adjustedAlpha. This value incorporates a small factor, typically a value close to zero, that scales with the block index. By doing so, the weight of the latest blocks in the EMA calculation can be slightly adjusted, ensuring an even more adaptive response.
Once the EMA values for both block intervals and difficulty are computed, the mechanism evaluates the current difficulty. The aim is to align the EMA of block intervals with the target block interval. The formula used is:
Here, if the EMA of block intervals is greater than the target, the difficulty will increase, and vice versa.
Timestamp manipulation attacks are among the most common vulnerabilities blockchain networks face. Malicious actors manipulate block timestamps to influence the difficulty adjustment algorithm, aiming to produce blocks at a faster rate than intended. This compromises the stability and security of the network.
Our novel difficulty adjustment mechanism, which leverages a dynamic Exponential Moving Average (EMA) combined with adaptive alpha adjustments, offers inherent resistance against such attacks. Here’s how:

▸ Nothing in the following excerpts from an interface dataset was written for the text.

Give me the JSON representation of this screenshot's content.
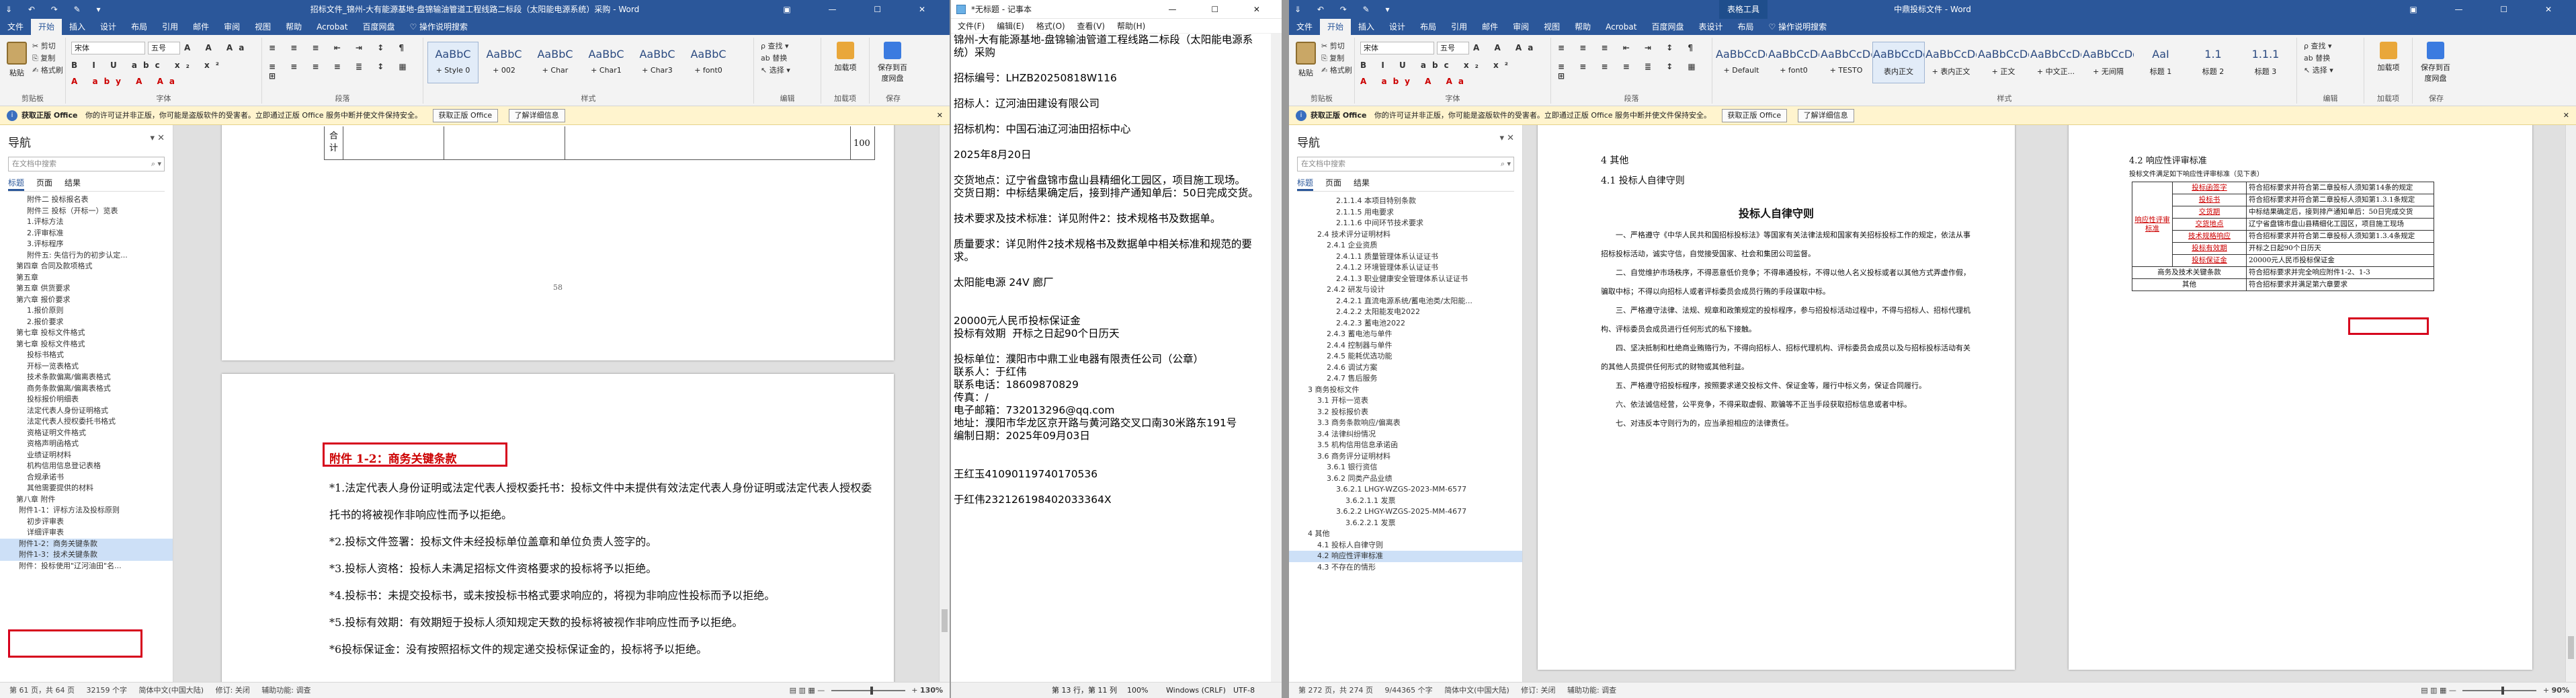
{
  "left_word": {
    "title": "招标文件_锦州-大有能源基地-盘锦输油管道工程线路二标段（太阳能电源系统）采购 - Word",
    "quick_access": "⇓ ↶ ↷ ✎ ▾",
    "window_controls": "▣ — ☐ ✕",
    "tabs": [
      "文件",
      "开始",
      "插入",
      "设计",
      "布局",
      "引用",
      "邮件",
      "审阅",
      "视图",
      "帮助",
      "Acrobat",
      "百度网盘",
      "♡ 操作说明搜索"
    ],
    "ribbon": {
      "paste": "粘贴",
      "cut": "✂ 剪切",
      "copy": "⎘ 复制",
      "format_painter": "✍ 格式刷",
      "font_name": "宋体",
      "font_size": "五号",
      "bold_row": "B I U abc x₂ x²",
      "color_row": "A aby A Aa",
      "para_row1": "≡ ≡ ≡ ⇤ ⇥ ↕ ¶",
      "para_row2": "≡ ≡ ≡ ≡ ≣ ↕ ▦ ⊞",
      "groups": [
        "剪贴板",
        "字体",
        "段落",
        "样式",
        "编辑",
        "加载项",
        "保存"
      ],
      "styles": [
        {
          "sample": "AaBbC",
          "name": "+ Style 0"
        },
        {
          "sample": "AaBbC",
          "name": "+ 002"
        },
        {
          "sample": "AaBbC",
          "name": "+ Char"
        },
        {
          "sample": "AaBbC",
          "name": "+ Char1"
        },
        {
          "sample": "AaBbC",
          "name": "+ Char3"
        },
        {
          "sample": "AaBbC",
          "name": "+ font0"
        }
      ],
      "find": "ρ 查找 ▾",
      "replace": "ab 替换",
      "select": "↖ 选择 ▾",
      "addins": "加载项",
      "save_baidu": "保存到百度网盘"
    },
    "warning": {
      "label": "获取正版 Office",
      "text": "你的许可证并非正版，你可能是盗版软件的受害者。立即通过正版 Office 服务中断并使文件保持安全。",
      "btn1": "获取正版 Office",
      "btn2": "了解详细信息"
    },
    "nav": {
      "title": "导航",
      "search_placeholder": "在文档中搜索",
      "tabs": [
        "标题",
        "页面",
        "结果"
      ],
      "items": [
        "附件二 投标报名表",
        "附件三 投标（开标一）览表",
        "1.评标方法",
        "2.评审标准",
        "3.评标程序",
        "附件五: 失信行为的初步认定...",
        "第四章 合同及款项格式",
        "第五章",
        "第五章 供货要求",
        "第六章 报价要求",
        "1.报价原则",
        "2.报价要求",
        "第七章 投标文件格式",
        "第七章 投标文件格式",
        "投标书格式",
        "开标一览表格式",
        "技术条款偏离/偏离表格式",
        "商务条款偏离/偏离表格式",
        "投标报价明细表",
        "法定代表人身份证明格式",
        "法定代表人授权委托书格式",
        "资格证明文件格式",
        "资格声明函格式",
        "业绩证明材料",
        "机构信用信息登记表格",
        "合规承诺书",
        "其他需要提供的材料",
        "第八章 附件",
        "附件1-1：评标方法及投标原则",
        "初步评审表",
        "详细评审表",
        "附件1-2：商务关键条款",
        "附件1-3：技术关键条款",
        "附件：投标使用\"辽河油田\"名..."
      ],
      "selected": [
        31,
        32
      ]
    },
    "page1": {
      "cell1": "合\n计",
      "cell_end": "100",
      "pageno": "58"
    },
    "page2": {
      "heading": "附件 1-2：商务关键条款",
      "paras": [
        "*1.法定代表人身份证明或法定代表人授权委托书：投标文件中未提供有效法定代表人身份证明或法定代表人授权委托书的将被视作非响应性而予以拒绝。",
        "*2.投标文件签署：投标文件未经投标单位盖章和单位负责人签字的。",
        "*3.投标人资格：投标人未满足招标文件资格要求的投标将予以拒绝。",
        "*4.投标书：未提交投标书，或未按投标书格式要求响应的，将视为非响应性投标而予以拒绝。",
        "*5.投标有效期：有效期短于投标人须知规定天数的投标将被视作非响应性而予以拒绝。",
        "*6投标保证金：没有按照招标文件的规定递交投标保证金的，投标将予以拒绝。"
      ]
    },
    "status": {
      "page": "第 61 页，共 64 页",
      "words": "32159 个字",
      "lang": "简体中文(中国大陆)",
      "track": "修订: 关闭",
      "access": "辅助功能: 调查",
      "zoom": "130%"
    }
  },
  "notepad": {
    "title": "*无标题 - 记事本",
    "window_controls": "— ☐ ✕",
    "menu": [
      "文件(F)",
      "编辑(E)",
      "格式(O)",
      "查看(V)",
      "帮助(H)"
    ],
    "text": "锦州-大有能源基地-盘锦输油管道工程线路二标段（太阳能电源系统）采购\n\n招标编号：LHZB20250818W116\n\n招标人：辽河油田建设有限公司\n\n招标机构：中国石油辽河油田招标中心\n\n2025年8月20日\n\n交货地点：辽宁省盘锦市盘山县精细化工园区，项目施工现场。\n交货日期：中标结果确定后，接到排产通知单后：50日完成交货。\n\n技术要求及技术标准：详见附件2：技术规格书及数据单。\n\n质量要求：详见附件2技术规格书及数据单中相关标准和规范的要求。\n\n太阳能电源 24V 廊厂\n\n\n20000元人民币投标保证金\n投标有效期  开标之日起90个日历天\n\n投标单位：濮阳市中鼎工业电器有限责任公司（公章）\n联系人：于红伟\n联系电话：18609870829\n传真：/\n电子邮箱：732013296@qq.com\n地址：濮阳市华龙区京开路与黄河路交叉口南30米路东191号\n编制日期：2025年09月03日\n\n\n王红玉41090119740170536\n\n于红伟232126198402033364X",
    "status": {
      "pos": "第 13 行，第 11 列",
      "zoom": "100%",
      "eol": "Windows (CRLF)",
      "enc": "UTF-8"
    }
  },
  "right_word": {
    "title": "中鼎投标文件 - Word",
    "context_tab": "表格工具",
    "quick_access": "⇓ ↶ ↷ ✎ ▾",
    "window_controls": "▣ — ☐ ✕",
    "tabs": [
      "文件",
      "开始",
      "插入",
      "设计",
      "布局",
      "引用",
      "邮件",
      "审阅",
      "视图",
      "帮助",
      "Acrobat",
      "百度网盘",
      "表设计",
      "布局",
      "♡ 操作说明搜索"
    ],
    "ribbon": {
      "paste": "粘贴",
      "cut": "✂ 剪切",
      "copy": "⎘ 复制",
      "format_painter": "✍ 格式刷",
      "font_name": "宋体",
      "font_size": "五号",
      "bold_row": "B I U abc x₂ x²",
      "color_row": "A aby A Aa",
      "para_row1": "≡ ≡ ≡ ⇤ ⇥ ↕ ¶",
      "para_row2": "≡ ≡ ≡ ≡ ≣ ↕ ▦ ⊞",
      "groups": [
        "剪贴板",
        "字体",
        "段落",
        "样式",
        "编辑",
        "加载项",
        "保存"
      ],
      "styles": [
        {
          "sample": "AaBbCcDc",
          "name": "+ Default"
        },
        {
          "sample": "AaBbCcDc",
          "name": "+ font0"
        },
        {
          "sample": "AaBbCcDc",
          "name": "+ TESTO"
        },
        {
          "sample": "AaBbCcDd",
          "name": "表内正文"
        },
        {
          "sample": "AaBbCcDd",
          "name": "+ 表内正文"
        },
        {
          "sample": "AaBbCcDd",
          "name": "+ 正文"
        },
        {
          "sample": "AaBbCcDd",
          "name": "+ 中文正..."
        },
        {
          "sample": "AaBbCcDd",
          "name": "+ 无间隔"
        },
        {
          "sample": "AaI",
          "name": "标题 1"
        },
        {
          "sample": "1.1",
          "name": "标题 2"
        },
        {
          "sample": "1.1.1",
          "name": "标题 3"
        }
      ],
      "find": "ρ 查找 ▾",
      "replace": "ab 替换",
      "select": "↖ 选择 ▾",
      "addins": "加载项",
      "save_baidu": "保存到百度网盘"
    },
    "warning": {
      "label": "获取正版 Office",
      "text": "你的许可证并非正版，你可能是盗版软件的受害者。立即通过正版 Office 服务中断并使文件保持安全。",
      "btn1": "获取正版 Office",
      "btn2": "了解详细信息"
    },
    "nav": {
      "title": "导航",
      "search_placeholder": "在文档中搜索",
      "tabs": [
        "标题",
        "页面",
        "结果"
      ],
      "items": [
        "2.1.1.4 本项目特别条款",
        "2.1.1.5 用电要求",
        "2.1.1.6 中间环节技术要求",
        "2.4 技术评分证明材料",
        "2.4.1 企业资质",
        "2.4.1.1 质量管理体系认证证书",
        "2.4.1.2 环境管理体系认证证书",
        "2.4.1.3 职业健康安全管理体系认证证书",
        "2.4.2 研发与设计",
        "2.4.2.1 直流电源系统/蓄电池类/太阳能...",
        "2.4.2.2 太阳能发电2022",
        "2.4.2.3 蓄电池2022",
        "2.4.3 蓄电池与单件",
        "2.4.4 控制器与单件",
        "2.4.5 能耗优选功能",
        "2.4.6 调试方案",
        "2.4.7 售后服务",
        "3 商务投标文件",
        "3.1 开标一览表",
        "3.2 投标报价表",
        "3.3 商务条款响应/偏离表",
        "3.4 法律纠纷情况",
        "3.5 机构信用信息承诺函",
        "3.6 商务评分证明材料",
        "3.6.1 银行资信",
        "3.6.2 同类产品业绩",
        "3.6.2.1 LHGY-WZGS-2023-MM-6577",
        "3.6.2.1.1 发票",
        "3.6.2.2 LHGY-WZGS-2025-MM-4677",
        "3.6.2.2.1 发票",
        "4 其他",
        "4.1 投标人自律守则",
        "4.2 响应性评审标准",
        "4.3 不存在的情形"
      ],
      "selected": [
        32
      ]
    },
    "page1": {
      "h_other": "4  其他",
      "h_41": "4.1   投标人自律守则",
      "title": "投标人自律守则",
      "paras": [
        "一、严格遵守《中华人民共和国招标投标法》等国家有关法律法规和国家有关招标投标工作的规定，依法从事招标投标活动，诚实守信，自觉接受国家、社会和集团公司监督。",
        "二、自觉维护市场秩序，不得恶意低价竞争；不得串通投标，不得以他人名义投标或者以其他方式弄虚作假，骗取中标；不得以向招标人或者评标委员会成员行贿的手段谋取中标。",
        "三、严格遵守法律、法规、规章和政策规定的投标程序，参与招投标活动过程中，不得与招标人、招标代理机构、评标委员会成员进行任何形式的私下接触。",
        "四、坚决抵制和杜绝商业贿赂行为，不得向招标人、招标代理机构、评标委员会成员以及与招标投标活动有关的其他人员提供任何形式的财物或其他利益。",
        "五、严格遵守招投标程序，按照要求递交投标文件、保证金等，履行中标义务，保证合同履行。",
        "六、依法诚信经营，公平竞争，不得采取虚假、欺骗等不正当手段获取招标信息或者中标。",
        "七、对违反本守则行为的，应当承担相应的法律责任。"
      ]
    },
    "page2": {
      "heading": "4.2   响应性评审标准",
      "subtitle": "投标文件满足如下响应性评审标准（见下表）",
      "group_label": "响应性评审标准",
      "rows": [
        [
          "投标函签字",
          "符合招标要求并符合第二章投标人须知第14条的规定"
        ],
        [
          "投标书",
          "符合招标要求并符合第二章投标人须知第1.3.1条规定"
        ],
        [
          "交货期",
          "中标结果确定后，接到排产通知单后：50日完成交货"
        ],
        [
          "交货地点",
          "辽宁省盘锦市盘山县精细化工园区，项目施工现场"
        ],
        [
          "技术规格响应",
          "符合招标要求并符合第二章投标人须知第1.3.4条规定"
        ],
        [
          "投标有效期",
          "开标之日起90个日历天"
        ],
        [
          "投标保证金",
          "20000元人民币投标保证金"
        ],
        [
          "商务及技术关键条款",
          "符合招标要求并完全响应附件1-2、1-3"
        ],
        [
          "其他",
          "符合招标要求并满足第六章要求"
        ]
      ]
    },
    "status": {
      "page": "第 272 页，共 274 页",
      "words": "9/44365 个字",
      "lang": "简体中文(中国大陆)",
      "track": "修订: 关闭",
      "access": "辅助功能: 调查",
      "zoom": "90%"
    }
  }
}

Emphasis on Recent Data: By prioritizing recent blocks when determining difficulty adjustments through the EMA, we diminish the impact of any anomalous block intervals introduced by malicious actors. This is because the influence of older blocks, which may have manipulated timestamps, diminishes rapidly.
Innovative Alpha Adjustments: The dynamic adjustment of alpha, based on the block’s position within the observation window makes it even more challenging for attackers. This is because the further the malicious block is from the present, the less influence it has, making any attempt at prolonged manipulation increasingly ineffective.
Powerful miners with high computational capabilities, such as those using NVIDIA’s GeForce RTX 4090 GPUs, often employ a tactic known as “difficulty hopping” or “pool hopping”. They join a network when the difficulty is low, benefit from mining rewards, and then leave abruptly, causing the difficulty to drop. This oscillating behavior disrupts the blockchain’s equilibrium and can lead to unfair distribution of rewards.
The adaptive EMA-based difficulty adjustment system serves as a countermeasure against such strategies:
Rapid Response to Network Changes: The emphasis on recent blocks ensures that the system quickly reacts to sudden influxes or departures of powerful miners. If a group of powerful miners joins and starts producing blocks faster than the target rate, the difficulty will adjust upwards faster, reducing their undue advantage.
Preventing Drastic Difficulty Drops: The innovative alpha adjustment ensures that even if powerful miners leave abruptly, the difficulty doesn’t plummet immediately. The system will gradually adjust, ensuring that remaining miners aren’t left with an insurmountable difficulty.
Deterring Short-Term Mining: The nuanced adjustment makes it less profitable for miners to join only for short spurts when the difficulty is low. The rapid reaction of the system ensures that these miners can’t reap disproportionate rewards and then leave without contributing to the network’s long-term stability.
In the ever-competitive world of blockchain, where both external attackers and powerful internal actors pose threats, having a robust and adaptive difficulty adjustment mechanism is paramount. Our new system, built on the principles of Exponential Moving Average and innovative alpha adjustments, offers the resilience needed to maintain network stability, fairness, and security.
EMA’s application in adjusting mining difficulty showcases its efficiency and adaptability. By weighing recent data more heavily, the blockchain system can make informed decisions on difficulty adjustments, ensuring stability, security, and consistent block generation times.
The Difficulty Adjustment Algorithm ensures that the blockchain network remains robust and adaptive to varying conditions. By employing
EMA, the algorithm can rapidly adjust to recent changes, while the SMA provides a straightforward overview of block times. Together, these mechanisms maintain consistent block intervals, optimizing security and efficiency.
Feel invited to take look at the attached Simulator in Excel and feel even more encouraged to experiment and see how the values change for yourself!
GRIDNET Difficulty SImulator.zip (45.2 KB)